Below is a set of records; reproduce them exactly without their pictures.

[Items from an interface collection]
──────────────────────────────
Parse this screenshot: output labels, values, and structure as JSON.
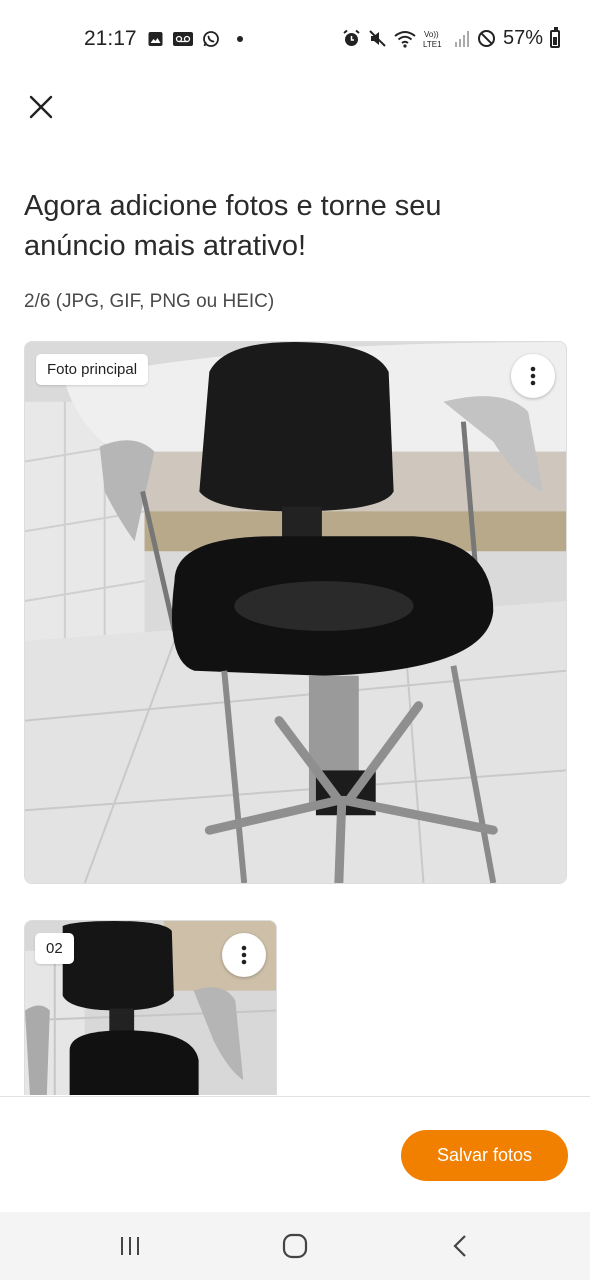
{
  "status_bar": {
    "time": "21:17",
    "battery": "57%",
    "battery_level": 0.57,
    "left_icons": [
      "gallery-icon",
      "voicemail-icon",
      "whatsapp-icon",
      "dot-icon"
    ],
    "right_icons": [
      "alarm-icon",
      "mute-icon",
      "wifi-icon",
      "volte-icon",
      "signal-icon",
      "dnd-icon",
      "battery-icon"
    ],
    "volte_text": "Vo))\nLTE1"
  },
  "header": {
    "close_icon": "close-icon"
  },
  "main": {
    "title": "Agora adicione fotos e torne seu anúncio mais atrativo!",
    "count_text": "2/6 (JPG, GIF, PNG ou HEIC)",
    "photos": [
      {
        "badge": "Foto principal",
        "menu_icon": "more-vertical-icon"
      },
      {
        "badge": "02",
        "menu_icon": "more-vertical-icon"
      }
    ]
  },
  "footer": {
    "save_label": "Salvar fotos",
    "accent_color": "#f28000"
  },
  "nav_bar": {
    "buttons": [
      "recent-apps-icon",
      "home-icon",
      "back-icon"
    ]
  }
}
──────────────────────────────
> _Your solution_
Parse this screenshot: output labels, values, and structure as JSON.
{
  "status_bar": {
    "time": "21:17",
    "battery": "57%",
    "battery_level": 0.57,
    "left_icons": [
      "gallery-icon",
      "voicemail-icon",
      "whatsapp-icon",
      "dot-icon"
    ],
    "right_icons": [
      "alarm-icon",
      "mute-icon",
      "wifi-icon",
      "volte-icon",
      "signal-icon",
      "dnd-icon",
      "battery-icon"
    ],
    "volte_text": "Vo))\nLTE1"
  },
  "header": {
    "close_icon": "close-icon"
  },
  "main": {
    "title": "Agora adicione fotos e torne seu anúncio mais atrativo!",
    "count_text": "2/6 (JPG, GIF, PNG ou HEIC)",
    "photos": [
      {
        "badge": "Foto principal",
        "menu_icon": "more-vertical-icon"
      },
      {
        "badge": "02",
        "menu_icon": "more-vertical-icon"
      }
    ]
  },
  "footer": {
    "save_label": "Salvar fotos",
    "accent_color": "#f28000"
  },
  "nav_bar": {
    "buttons": [
      "recent-apps-icon",
      "home-icon",
      "back-icon"
    ]
  }
}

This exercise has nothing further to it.